Another signature feature to reflect the exuberant zeitgeist of the Art Deco movement is vivid colours, often combined in contrast. Whilst some Art Deco engagement rings are proudly set with single sapphires, emeralds or rubies, many also incorporate angular halos of pave-set diamonds or other small gemstones for maximum impact. A further evolution of the halo ring is the iconic Art Deco target ring, which unites a variety of coloured gemstones in concentric circles that symbolise the bull’s eye shot by Cupid’s arrow.
With a desire for opulence at the very core of Art Deco design, elaborate details are a typical feature of engagement rings from this era. Perhaps most common is filigree work; delicate, lace-like openwork composed of intertwined wire threads of precious metal. Meanwhile, milgrain – French for ‘a thousand grains’ - is a common decorative accent, wherein minute beads of metal are applied as subtle borders on bands and gemstone settings.
Thanks to its strength, resistance and malleability, platinum was a firm favourite amongst Art Deco jewellery designers, allowing them to craft these intricate embellishments and outlines without compromising the integrity of the jewel. In the spirit of the Art Deco movement, however, why stop at one hue? For the sake of grandeur and impact, platinum was often combined with yellow gold.
The suffragettes and flappers didn’t want to wear cameos and tiaras; these were staples of bygone ages and underlying moods that no longer struck a chord. Instead, women of the Art Deco period coveted jewellery that was as daring and fresh as their short hair and even shorter skirts. When all’s said and done, Art Deco jewellery is about celebrating a new chapter and a novel sense of self; a spirit that will never go out of fashion. We leap at the opportunity to create a unique engagement ring that draws inspiration from the characteristics of the Art Deco period.

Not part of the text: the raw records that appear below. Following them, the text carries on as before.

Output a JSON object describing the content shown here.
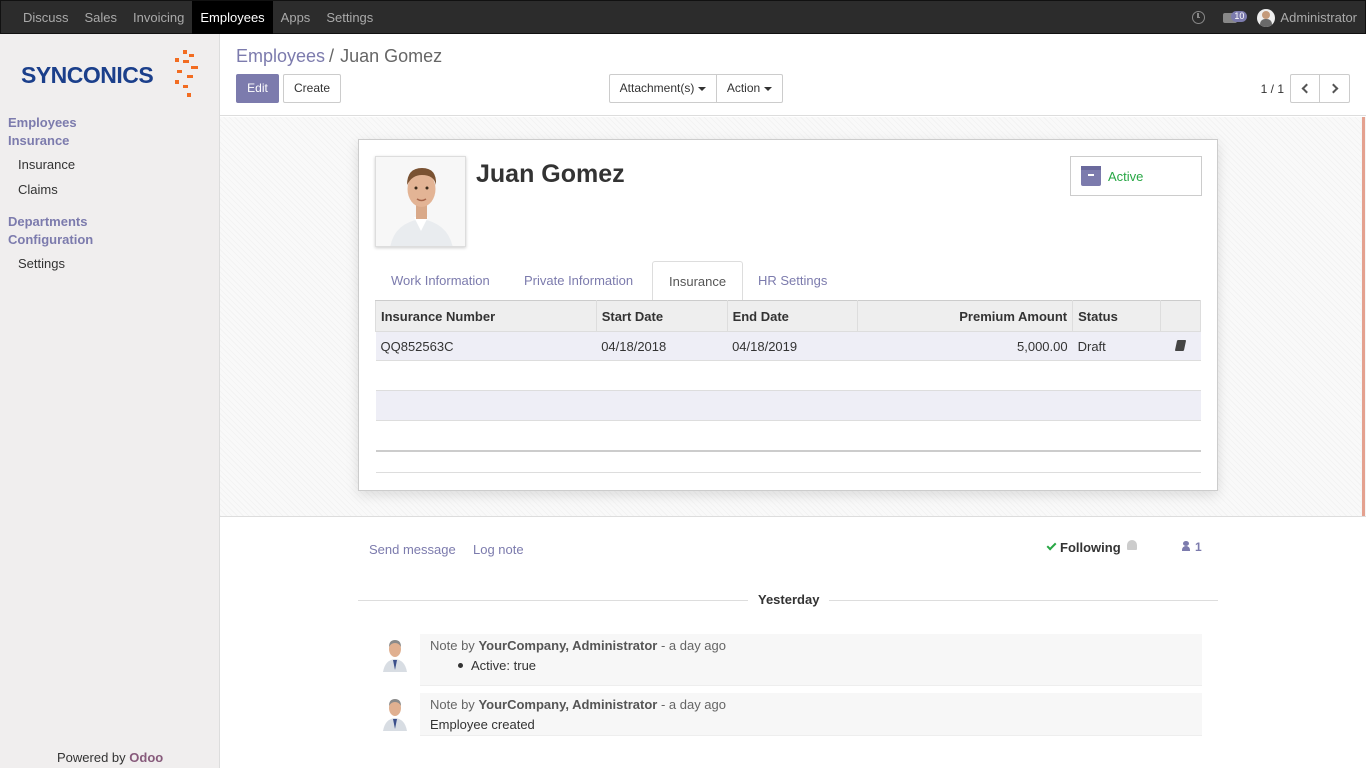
{
  "topbar": {
    "menu": [
      "Discuss",
      "Sales",
      "Invoicing",
      "Employees",
      "Apps",
      "Settings"
    ],
    "active_menu": "Employees",
    "message_count": "10",
    "user_name": "Administrator"
  },
  "sidebar": {
    "logo_text": "SYNCONICS",
    "section_employees": "Employees",
    "section_insurance": "Insurance",
    "item_insurance": "Insurance",
    "item_claims": "Claims",
    "section_departments": "Departments",
    "section_configuration": "Configuration",
    "item_settings": "Settings",
    "powered_by": "Powered by",
    "powered_brand": "Odoo"
  },
  "control_panel": {
    "breadcrumb_parent": "Employees",
    "breadcrumb_separator": "/",
    "breadcrumb_current": "Juan Gomez",
    "edit_label": "Edit",
    "create_label": "Create",
    "attachments_label": "Attachment(s)",
    "action_label": "Action",
    "pager": "1 / 1"
  },
  "form": {
    "employee_name": "Juan Gomez",
    "active_label": "Active",
    "tabs": [
      "Work Information",
      "Private Information",
      "Insurance",
      "HR Settings"
    ],
    "active_tab": "Insurance",
    "table_headers": [
      "Insurance Number",
      "Start Date",
      "End Date",
      "Premium Amount",
      "Status"
    ],
    "rows": [
      {
        "insurance_number": "QQ852563C",
        "start_date": "04/18/2018",
        "end_date": "04/18/2019",
        "premium_amount": "5,000.00",
        "status": "Draft"
      }
    ]
  },
  "chatter": {
    "send_message": "Send message",
    "log_note": "Log note",
    "following_label": "Following",
    "follower_count": "1",
    "day_label": "Yesterday",
    "messages": [
      {
        "prefix": "Note by",
        "author": "YourCompany, Administrator",
        "time": "- a day ago",
        "body": "Active: true"
      },
      {
        "prefix": "Note by",
        "author": "YourCompany, Administrator",
        "time": "- a day ago",
        "body": "Employee created"
      }
    ]
  },
  "colors": {
    "primary": "#7c7bad",
    "topbar": "#2c2c2c",
    "active_green": "#28a745",
    "logo_blue": "#1b3f8b",
    "logo_orange": "#f26c21"
  }
}
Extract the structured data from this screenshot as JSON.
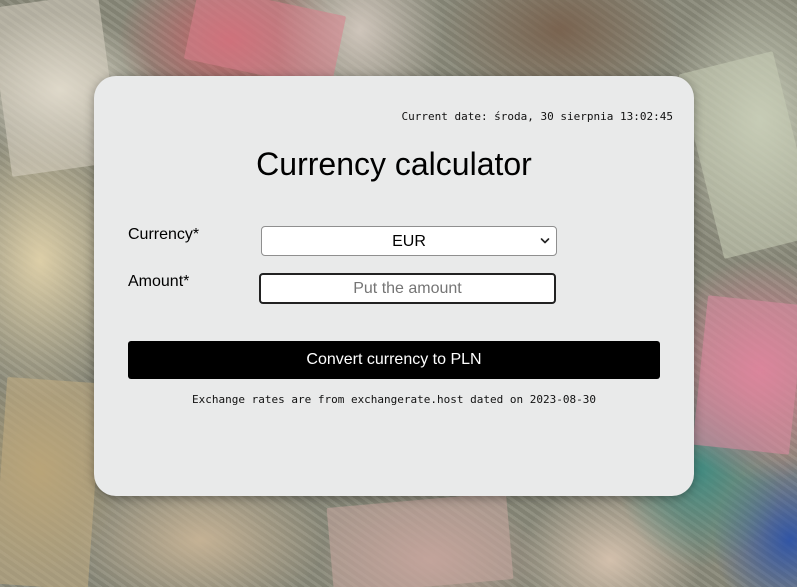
{
  "header": {
    "current_date": "Current date: środa, 30 sierpnia 13:02:45"
  },
  "main": {
    "title": "Currency calculator",
    "currency_label": "Currency*",
    "currency_selected": "EUR",
    "amount_label": "Amount*",
    "amount_placeholder": "Put the amount",
    "amount_value": "",
    "convert_label": "Convert currency to PLN",
    "rates_note": "Exchange rates are from exchangerate.host dated on 2023-08-30"
  },
  "icons": {
    "select_chevron": "chevron-down-icon"
  },
  "colors": {
    "card_background": "#e9eaea",
    "button_background": "#000000",
    "button_text": "#ffffff"
  }
}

If this blog post has set your creative juices flowing, perhaps now is a better time than any to set the ball rolling in a direction to knock her off her feet. Click here to learn more about our award-winning bespoke service, or here to book your initial bespoke consultation. If you’d like some tips on how to best prepare for your appointment, we’ve got you covered with a dedicated blog post.